## EXERCISE DESCRIPTION
Find the lines in these entries that include the word "data" and state how many there are, with no other words.

## THE INPUT
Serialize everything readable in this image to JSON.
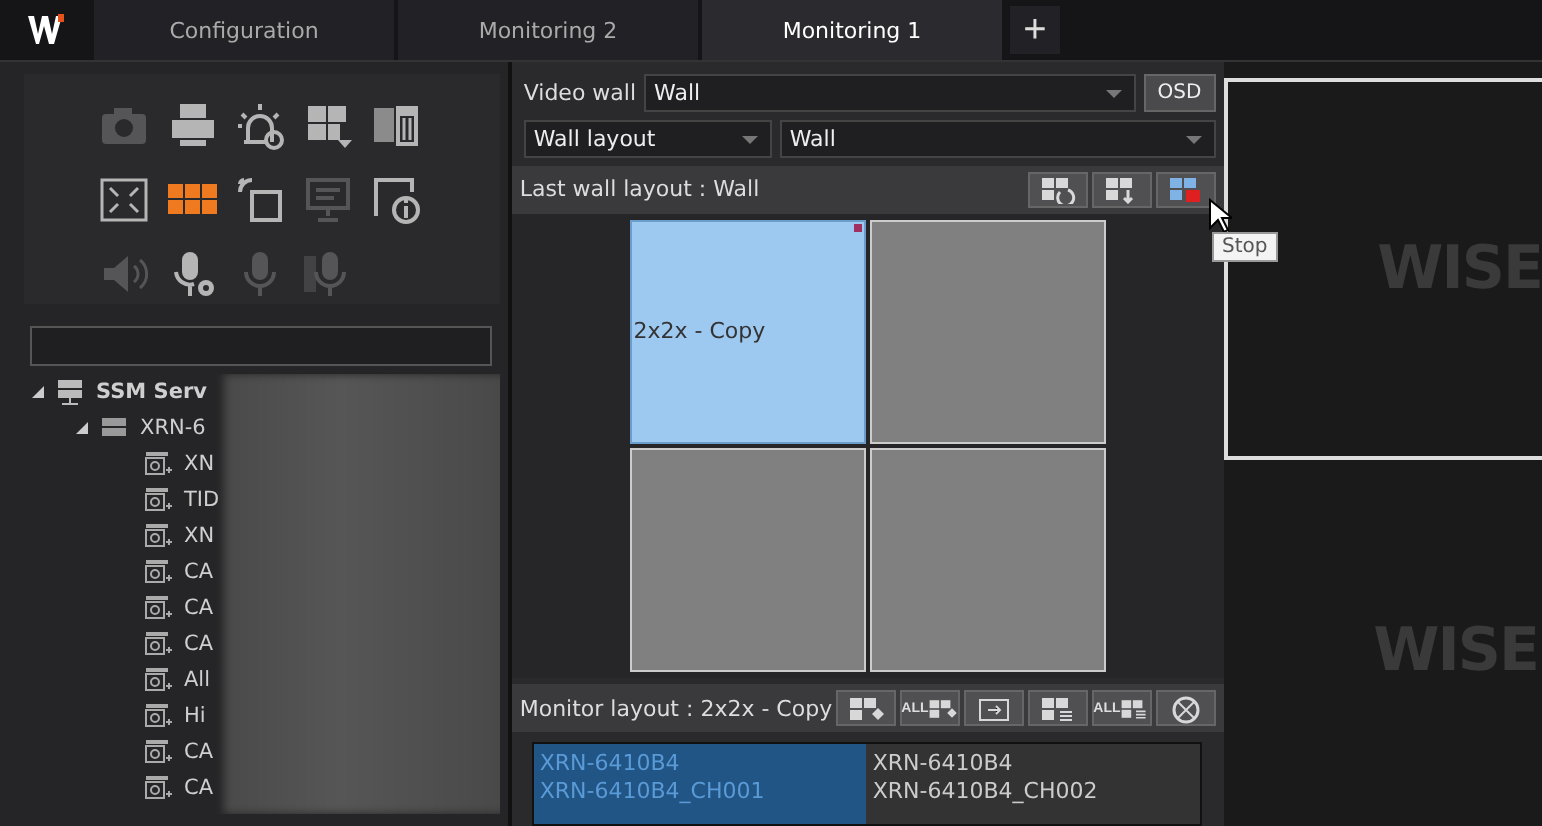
{
  "tabs": [
    {
      "label": "Configuration",
      "selected": false
    },
    {
      "label": "Monitoring 2",
      "selected": false
    },
    {
      "label": "Monitoring 1",
      "selected": true
    }
  ],
  "add_tab": "+",
  "tools": [
    {
      "kind": "camera",
      "disabled": true,
      "selected": false
    },
    {
      "kind": "printer",
      "disabled": false,
      "selected": false
    },
    {
      "kind": "alarm",
      "disabled": false,
      "selected": false
    },
    {
      "kind": "layout-menu",
      "disabled": false,
      "selected": false
    },
    {
      "kind": "delete-layout",
      "disabled": false,
      "selected": false
    },
    {
      "kind": "fullscreen",
      "disabled": false,
      "selected": false
    },
    {
      "kind": "grid",
      "disabled": false,
      "selected": true
    },
    {
      "kind": "popup",
      "disabled": false,
      "selected": false
    },
    {
      "kind": "monitor",
      "disabled": true,
      "selected": false
    },
    {
      "kind": "info",
      "disabled": false,
      "selected": false
    },
    {
      "kind": "speaker",
      "disabled": true,
      "selected": false
    },
    {
      "kind": "mic-settings",
      "disabled": false,
      "selected": false
    },
    {
      "kind": "mic",
      "disabled": true,
      "selected": false
    },
    {
      "kind": "mic-grid",
      "disabled": true,
      "selected": false
    }
  ],
  "tree": [
    {
      "label": "SSM Serv",
      "kind": "server",
      "expanded": true,
      "children": [
        {
          "label": "XRN-6",
          "kind": "recorder",
          "expanded": true,
          "children": [
            {
              "label": "XN",
              "kind": "camera"
            },
            {
              "label": "TID",
              "kind": "camera"
            },
            {
              "label": "XN",
              "kind": "camera"
            },
            {
              "label": "CA",
              "kind": "camera"
            },
            {
              "label": "CA",
              "kind": "camera"
            },
            {
              "label": "CA",
              "kind": "camera"
            },
            {
              "label": "All",
              "kind": "camera"
            },
            {
              "label": "Hi",
              "kind": "camera"
            },
            {
              "label": "CA",
              "kind": "camera"
            },
            {
              "label": "CA",
              "kind": "camera"
            }
          ]
        }
      ]
    }
  ],
  "video_wall": {
    "label": "Video wall",
    "value": "Wall",
    "osd_button": "OSD"
  },
  "wall_layout": {
    "mode": "Wall layout",
    "value": "Wall"
  },
  "last_wall_layout": "Last wall layout : Wall",
  "wall_buttons": [
    {
      "kind": "restore"
    },
    {
      "kind": "save"
    },
    {
      "kind": "stop"
    }
  ],
  "tooltip": "Stop",
  "wall_cells": [
    {
      "label": "2x2x - Copy",
      "selected": true
    },
    {
      "selected": false
    },
    {
      "selected": false
    },
    {
      "selected": false
    }
  ],
  "monitor_layout": "Monitor layout : 2x2x - Copy",
  "monitor_buttons": [
    {
      "kind": "assign"
    },
    {
      "kind": "assign-all",
      "label": "ALL"
    },
    {
      "kind": "swap"
    },
    {
      "kind": "clear"
    },
    {
      "kind": "clear-all",
      "label": "ALL"
    },
    {
      "kind": "reset"
    }
  ],
  "channels": [
    {
      "device": "XRN-6410B4",
      "channel": "XRN-6410B4_CH001",
      "selected": true
    },
    {
      "device": "XRN-6410B4",
      "channel": "XRN-6410B4_CH002",
      "selected": false
    }
  ],
  "viewports": [
    {
      "logo": "WISE",
      "selected": true
    },
    {
      "logo": "WISE",
      "selected": false
    }
  ]
}
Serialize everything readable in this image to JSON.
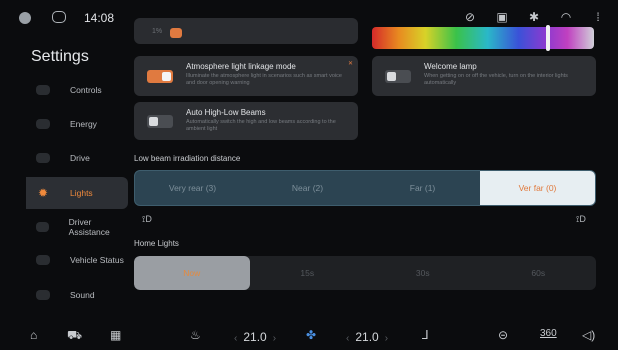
{
  "status": {
    "time": "14:08",
    "icons": [
      "steering-off-icon",
      "screen-icon",
      "bluetooth-icon",
      "wifi-icon",
      "signal-icon"
    ]
  },
  "sidebar": {
    "title": "Settings",
    "items": [
      {
        "label": "Controls",
        "icon": "controls-icon",
        "active": false
      },
      {
        "label": "Energy",
        "icon": "energy-icon",
        "active": false
      },
      {
        "label": "Drive",
        "icon": "drive-icon",
        "active": false
      },
      {
        "label": "Lights",
        "icon": "sun-icon",
        "active": true
      },
      {
        "label": "Driver Assistance",
        "icon": "assist-icon",
        "active": false
      },
      {
        "label": "Vehicle Status",
        "icon": "status-icon",
        "active": false
      },
      {
        "label": "Sound",
        "icon": "sound-icon",
        "active": false
      }
    ]
  },
  "lights": {
    "top_small_label": "1%",
    "atmosphere": {
      "title": "Atmosphere light linkage mode",
      "desc": "Illuminate the atmosphere light in scenarios such as smart voice and door opening warning",
      "on": true
    },
    "welcome": {
      "title": "Welcome lamp",
      "desc": "When getting on or off the vehicle, turn on the interior lights automatically",
      "on": false
    },
    "auto_beams": {
      "title": "Auto High-Low Beams",
      "desc": "Automatically switch the high and low beams according to the ambient light",
      "on": false
    },
    "low_beam_label": "Low beam irradiation distance",
    "low_beam_options": [
      "Very rear (3)",
      "Near (2)",
      "Far (1)",
      "Ver far (0)"
    ],
    "low_beam_selected": 3,
    "beam_icon_left": "⟟D",
    "beam_icon_right": "⟟D",
    "home_label": "Home Lights",
    "home_options": [
      "Now",
      "15s",
      "30s",
      "60s"
    ],
    "home_selected": 0
  },
  "bottom": {
    "temp_left": "21.0",
    "temp_right": "21.0",
    "camera360": "360"
  },
  "colors": {
    "accent": "#e07a40",
    "beam_selected_bg": "#e7eef2"
  }
}
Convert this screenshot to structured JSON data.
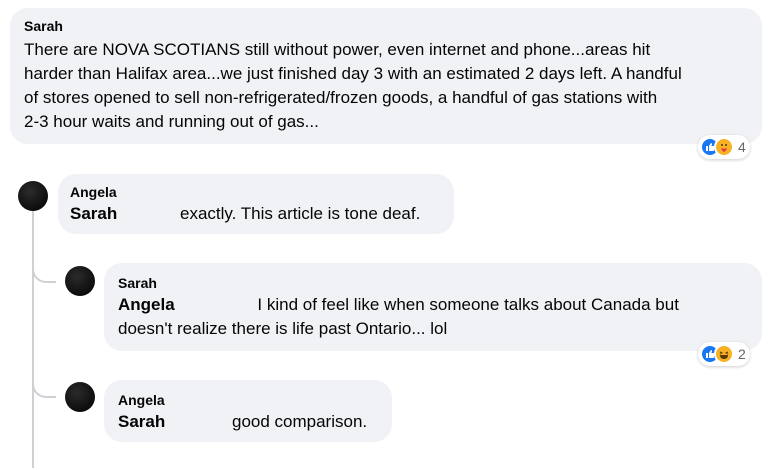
{
  "comments": [
    {
      "author": "Sarah",
      "lines": [
        "There are NOVA SCOTIANS still without power, even internet and phone...areas hit",
        "harder than Halifax area...we just finished day 3 with an estimated 2 days left. A handful",
        "of stores opened to sell non-refrigerated/frozen goods, a handful of gas stations with",
        "2-3 hour waits and running out of gas..."
      ],
      "reaction_count": "4"
    },
    {
      "author": "Angela",
      "mention": "Sarah",
      "text": "exactly. This article is tone deaf."
    },
    {
      "author": "Sarah",
      "mention": "Angela",
      "line1": "I kind of feel like when someone talks about Canada but",
      "line2": "doesn't realize there is life past Ontario... lol",
      "reaction_count": "2"
    },
    {
      "author": "Angela",
      "mention": "Sarah",
      "text": "good comparison."
    }
  ],
  "icons": {
    "like": "thumbs-up-icon",
    "care": "care-icon",
    "haha": "haha-icon"
  },
  "colors": {
    "bubble": "#f0f2f5",
    "like": "#1877f2",
    "emoji": "#f7b125",
    "thread_line": "#ced0d4"
  }
}
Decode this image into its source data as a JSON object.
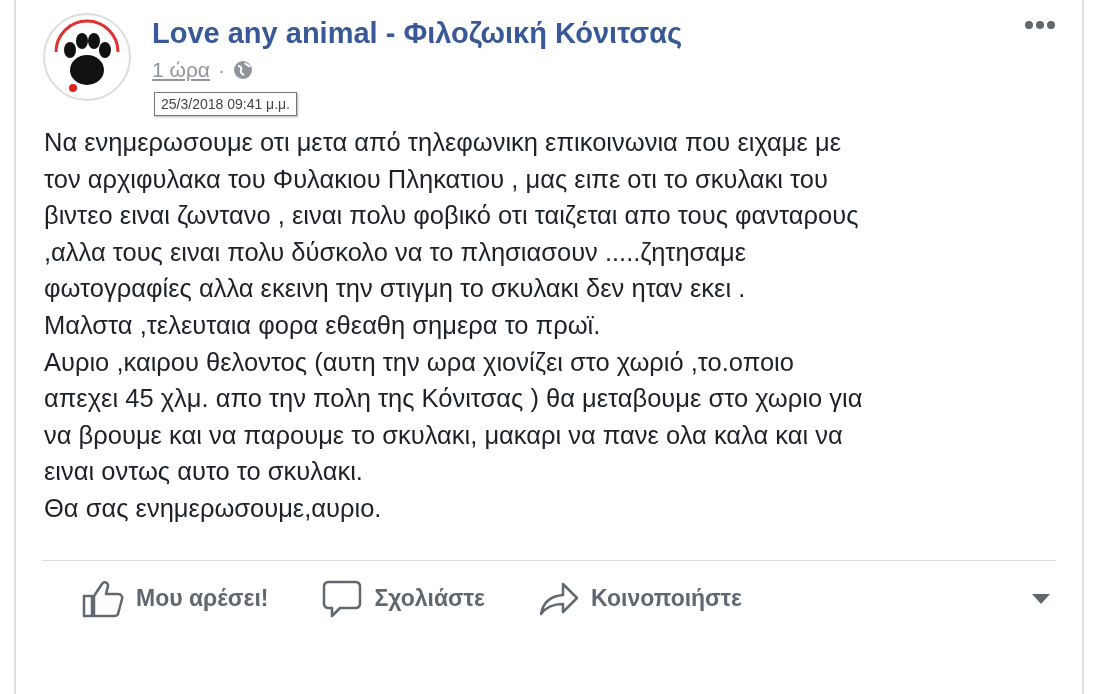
{
  "post": {
    "author": "Love any animal - Φιλοζωική Κόνιτσας",
    "time": "1 ώρα",
    "separator": "·",
    "tooltip": "25/3/2018 09:41 μ.μ.",
    "lines": [
      "Να ενημερωσουμε οτι μετα από τηλεφωνικη επικοινωνια που ειχαμε με",
      "τον αρχιφυλακα του Φυλακιου Πληκατιου , μας ειπε οτι το σκυλακι του",
      "βιντεο ειναι ζωντανο , ειναι πολυ φοβικό οτι ταιζεται απο τους φανταρους",
      ",αλλα τους ειναι πολυ δύσκολο να το πλησιασουν .....ζητησαμε",
      "φωτογραφίες αλλα εκεινη την στιγμη το σκυλακι δεν ηταν εκει .",
      "Μαλστα ,τελευταια φορα εθεαθη σημερα το πρωϊ.",
      "Αυριο ,καιρου θελοντος (αυτη την ωρα χιονίζει στο χωριό ,το.οποιο",
      "απεχει 45 χλμ. απο την πολη της Κόνιτσας ) θα μεταβουμε στο χωριο για",
      "να βρουμε και να παρουμε το σκυλακι, μακαρι να πανε ολα καλα και να",
      "ειναι οντως αυτο το σκυλακι.",
      "Θα σας ενημερωσουμε,αυριο."
    ]
  },
  "actions": [
    {
      "kind": "like",
      "label": "Μου αρέσει!"
    },
    {
      "kind": "comment",
      "label": "Σχολιάστε"
    },
    {
      "kind": "share",
      "label": "Κοινοποιήστε"
    }
  ]
}
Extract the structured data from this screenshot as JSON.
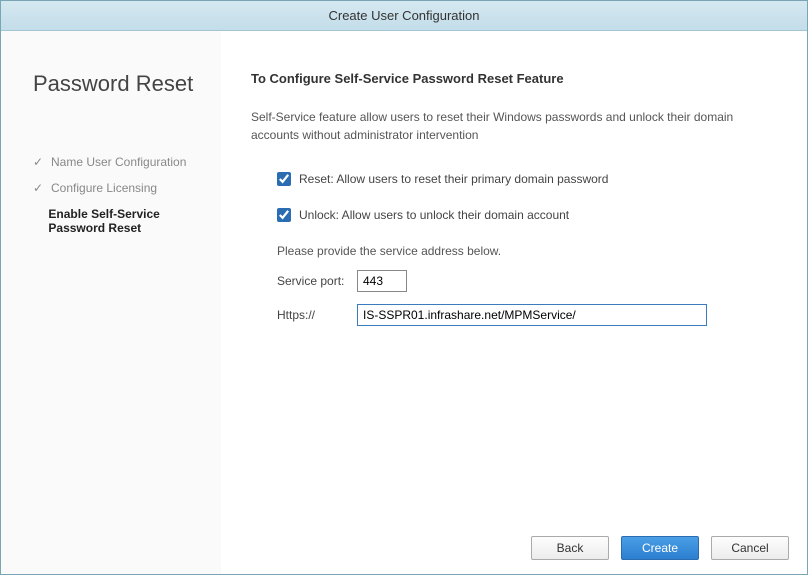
{
  "window": {
    "title": "Create User Configuration"
  },
  "sidebar": {
    "title": "Password Reset",
    "steps": [
      {
        "label": "Name User Configuration",
        "done": true
      },
      {
        "label": "Configure Licensing",
        "done": true
      },
      {
        "label": "Enable Self-Service Password Reset",
        "done": false
      }
    ]
  },
  "main": {
    "heading": "To Configure Self-Service Password Reset Feature",
    "description": "Self-Service feature allow users to reset their Windows passwords and unlock their domain accounts without administrator intervention",
    "reset_label": "Reset: Allow users to reset their primary domain password",
    "reset_checked": true,
    "unlock_label": "Unlock: Allow users to unlock their domain account",
    "unlock_checked": true,
    "address_instruction": "Please provide the service address below.",
    "port_label": "Service port:",
    "port_value": "443",
    "https_label": "Https://",
    "https_value": "IS-SSPR01.infrashare.net/MPMService/"
  },
  "buttons": {
    "back": "Back",
    "create": "Create",
    "cancel": "Cancel"
  }
}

## OUTPUT BELOW
3